by Steven Capps

 

So this is going to be a bit of a rant. I want to discuss a few extremely popular books such as Twilight, 50 Shades of Grey, and Harry Potter. If you regularly frequent the literary blogosphere, you might have an idea about what this is going to be about, but I am NOT going to write an entire rant disbarging the quality of writing in the above books. Instead, I am going to rant about the people who hate them.

My primary problem does not lie with the dislike of these books. Of the above, the only series I have enjoyed was Harry Potter and I partially credit that to being young and not having really any experience reading novels. This is besides the point. Anyone can have an opinion regardless of their stance, but what pisses me off is when people push their opinion on others as if they are somehow the sole arbiter of quality in regards to another person’s taste.

Go on to just about any online writing group and make a post saying 50 Shades is your favorite book, it inspired you to write, and changed your life. I can guarantee that you have several people bash you within an hour. They will tell you how you are wrong for liking it and give several reasons supporting their stance. Some of these have merit and others do not.

I’m not going to get in a debate about what makes these books successful or pieces-of-crap, because that isn’t the point of this post. When it comes to writing and literature, any book that gets people to read has merit. It is as simple that. Some books might sell more, others might earn more awards, but if one person likes it then it doesn’t matter what anyone else thinks. It was good in the eyes of at least one reader.

 

Envy fuels this Hate

I think part of the hate against these books is envy. Personally, I don’t understand how the quality of the prose in all of those books was able to get past an editor. I have submitted work that has been rejected that I feel is more polished than 50 Shades, but that doesn’t make my work any less rejected. When looked at through this lens, it gets frustrating.

Why can something with better prose get rejected over things that are widely regarded as garbage? The answer is simple, economics. The only people who actively give shit about the craft writing are writers (and editors), but there are not enough writers to warrant commercial success if they were the only people buying books.

The people who make a writer successful are the readers. Not the editor, not the publisher, it all comes down to the reader. Most readers don’t even realize that the actual writing in a book is called prose. Readers care about the story.

In order for them to care about the story, the writing just has to be good enough that it immerses them in the work and keeps their interest. That’s it. Readers don’t care about cliche’s. Readers don’t give a shit about adverbs. Reader’s just want to be entertained.

 

Immersion is Proportional to Desire

These books succeed despite breaking several writing guidelines that are touted as law because they all allow the reader to place themselves in situation that they want to be in. As a child, I remember laying awake imagining what it would be like if I was at Hogwarts. Twilight and 50 Shades work off the same principle. They let readers escape into a world where the most perfect, desirable guy wants them.

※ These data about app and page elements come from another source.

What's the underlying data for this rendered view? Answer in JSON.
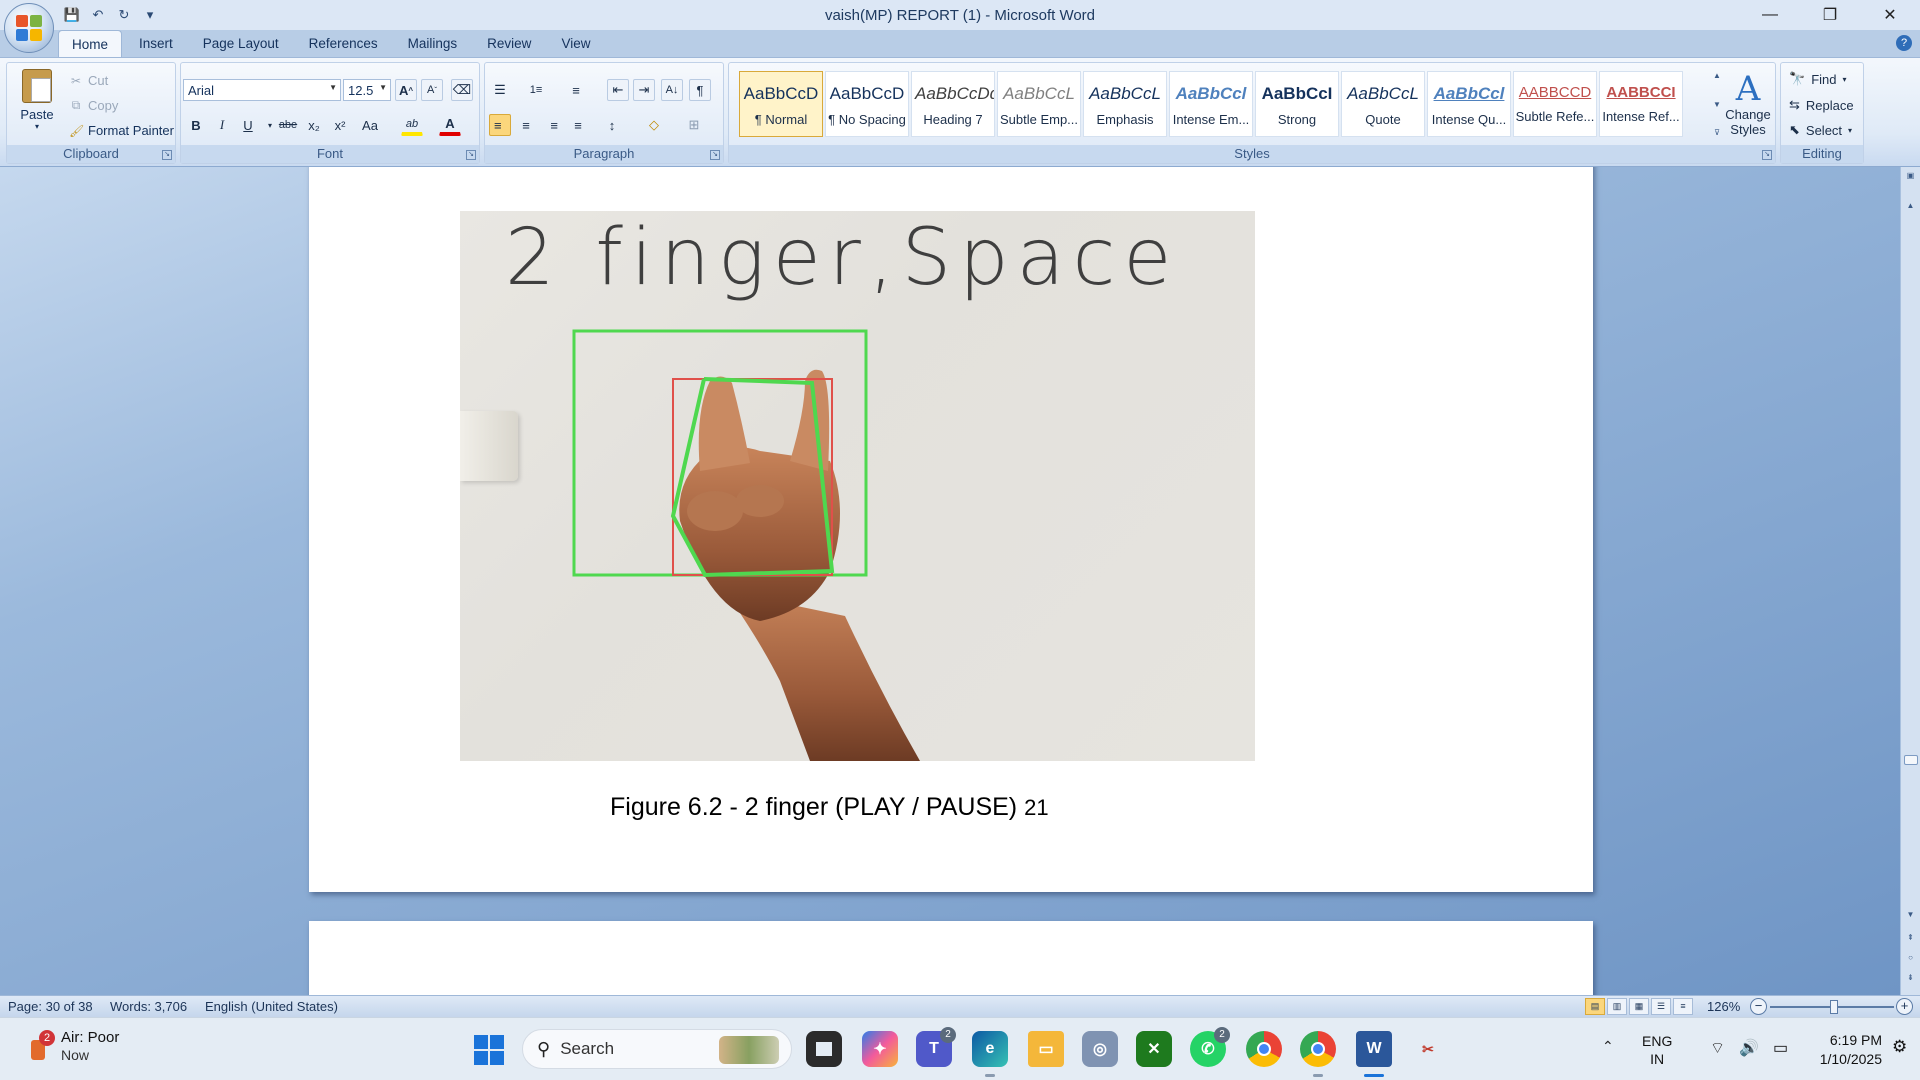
{
  "window": {
    "title": "vaish(MP) REPORT (1) - Microsoft Word",
    "minimize": "—",
    "restore": "❐",
    "close": "✕"
  },
  "qat": {
    "save": "💾",
    "undo": "↶",
    "redo": "↻",
    "customize": "▾"
  },
  "tabs": [
    "Home",
    "Insert",
    "Page Layout",
    "References",
    "Mailings",
    "Review",
    "View"
  ],
  "help": "?",
  "clipboard": {
    "paste": "Paste",
    "cut": "Cut",
    "copy": "Copy",
    "format_painter": "Format Painter",
    "label": "Clipboard"
  },
  "font": {
    "name": "Arial",
    "size": "12.5",
    "grow": "A",
    "shrink": "A",
    "clear": "⌫",
    "bold": "B",
    "italic": "I",
    "underline": "U",
    "strike": "abe",
    "subscript": "x₂",
    "superscript": "x²",
    "change_case": "Aa",
    "highlight": "ab",
    "color": "A",
    "label": "Font"
  },
  "paragraph": {
    "bullets": "☰",
    "numbering": "1≡",
    "multilevel": "≡",
    "decrease_indent": "⇤",
    "increase_indent": "⇥",
    "sort": "A↓",
    "show_marks": "¶",
    "align_left": "≡",
    "center": "≡",
    "align_right": "≡",
    "justify": "≡",
    "line_spacing": "↕",
    "shading": "◇",
    "borders": "⊞",
    "label": "Paragraph"
  },
  "styles": {
    "items": [
      {
        "sample": "AaBbCcD",
        "name": "¶ Normal"
      },
      {
        "sample": "AaBbCcD",
        "name": "¶ No Spacing"
      },
      {
        "sample": "AaBbCcDd",
        "name": "Heading 7"
      },
      {
        "sample": "AaBbCcL",
        "name": "Subtle Emp..."
      },
      {
        "sample": "AaBbCcL",
        "name": "Emphasis"
      },
      {
        "sample": "AaBbCcl",
        "name": "Intense Em..."
      },
      {
        "sample": "AaBbCcI",
        "name": "Strong"
      },
      {
        "sample": "AaBbCcL",
        "name": "Quote"
      },
      {
        "sample": "AaBbCcl",
        "name": "Intense Qu..."
      },
      {
        "sample": "AABBCCD",
        "name": "Subtle Refe..."
      },
      {
        "sample": "AABBCCI",
        "name": "Intense Ref..."
      }
    ],
    "change_styles_icon": "A",
    "change_styles": "Change Styles",
    "label": "Styles"
  },
  "editing": {
    "find": "Find",
    "replace": "Replace",
    "select": "Select",
    "label": "Editing"
  },
  "document": {
    "figure_text": "2  finger,Space",
    "caption": "Figure 6.2 - 2 finger (PLAY / PAUSE)",
    "page_number": "21"
  },
  "statusbar": {
    "page": "Page: 30 of 38",
    "words": "Words: 3,706",
    "language": "English (United States)",
    "zoom": "126%"
  },
  "taskbar": {
    "weather_badge": "2",
    "weather": "Air: Poor",
    "weather_time": "Now",
    "search": "Search",
    "teams_badge": "2",
    "whatsapp_badge": "2",
    "lang_1": "ENG",
    "lang_2": "IN",
    "time": "6:19 PM",
    "date": "1/10/2025"
  },
  "colors": {
    "ribbon": "#dfeaf7",
    "doc_bg": "#6f95c5",
    "outer_box": "#4fd84f",
    "inner_box": "#e0504a",
    "accent": "#1a73d9"
  }
}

This is integral to good storytelling. The reader should feel so immersed in the world that it seems real to them. The more that the reader wants to be in that world, the more they are likely to forgive things that make it unbelievable. Let’s use horror movies as an example.

How often have you yelled at the screen because the characters made some incredibly stupid decision that you wouldn’t make? This is almost a cliche of the genre. The reason why people notice this is because most of don’t want to be in that situation to begin with. Any little error can kick us out of the story, because we are ready to flee. (Personally, I love horror movies, but I hate bad ones for this reason).

Now I want you to think about A Song of Ice & Fire. What happened to Gendry? The books just happen to forget all about him, and the show isn’t much better. How many times do people make stupid choices? Sansa Stark’s infatuation with Joffrey comes to mind. Do we react the same way as we do with a horror movie? Generally, no.

We give the author leeway because we WANT to like the story (and most of Martin’s prose is awesome anyway). When a reader wants to like something, they often forgive its shortcoming and only focus on the things it does well.

 

Desire as a Reason for Rejection

I honestly believe this one reason why it is so hard for new writers to get published. Editors read a ton of books–including really bad ones–so the bar to impress us is much higher than a casual reader who might only pick up a book if it becomes as big as Twilight or Harry Potter. When an editor sees a manuscript in the slush pile, we are not looking to be entertained. We are looking for a reason to reject.

If someone with established credits (I’m talking about SFWA pro market level) sends us something, we are much more likely to read it with optimism and this mindset completely changes how we experience the story. We are more willing to accept a prose style different than our normal tastes because this writer must know what they are doing.

A new writer doesn’t get this luxury. I believe that the best submission processes are a direct result of blind submissions. This allows stories to be judged solely on merit and makes it impossible for editors to conceive biases that have nothing to do with the story.

 

 

 

 

Alternately titled Bashing People for What They Read.

Guest post contributed by Steven Capps. Steven is a writer with an insatiable hunger for the fantasy and science fiction genre. His writing has been featured in publications such as Fiction, The Bird & Dog, Survival Prepper, Survival Sullivan, Markit Bulgaria, and The Cass County Star Gazette. His blog’s goal is to create a place to talk about improving writers’ craft as well as learn about the industry.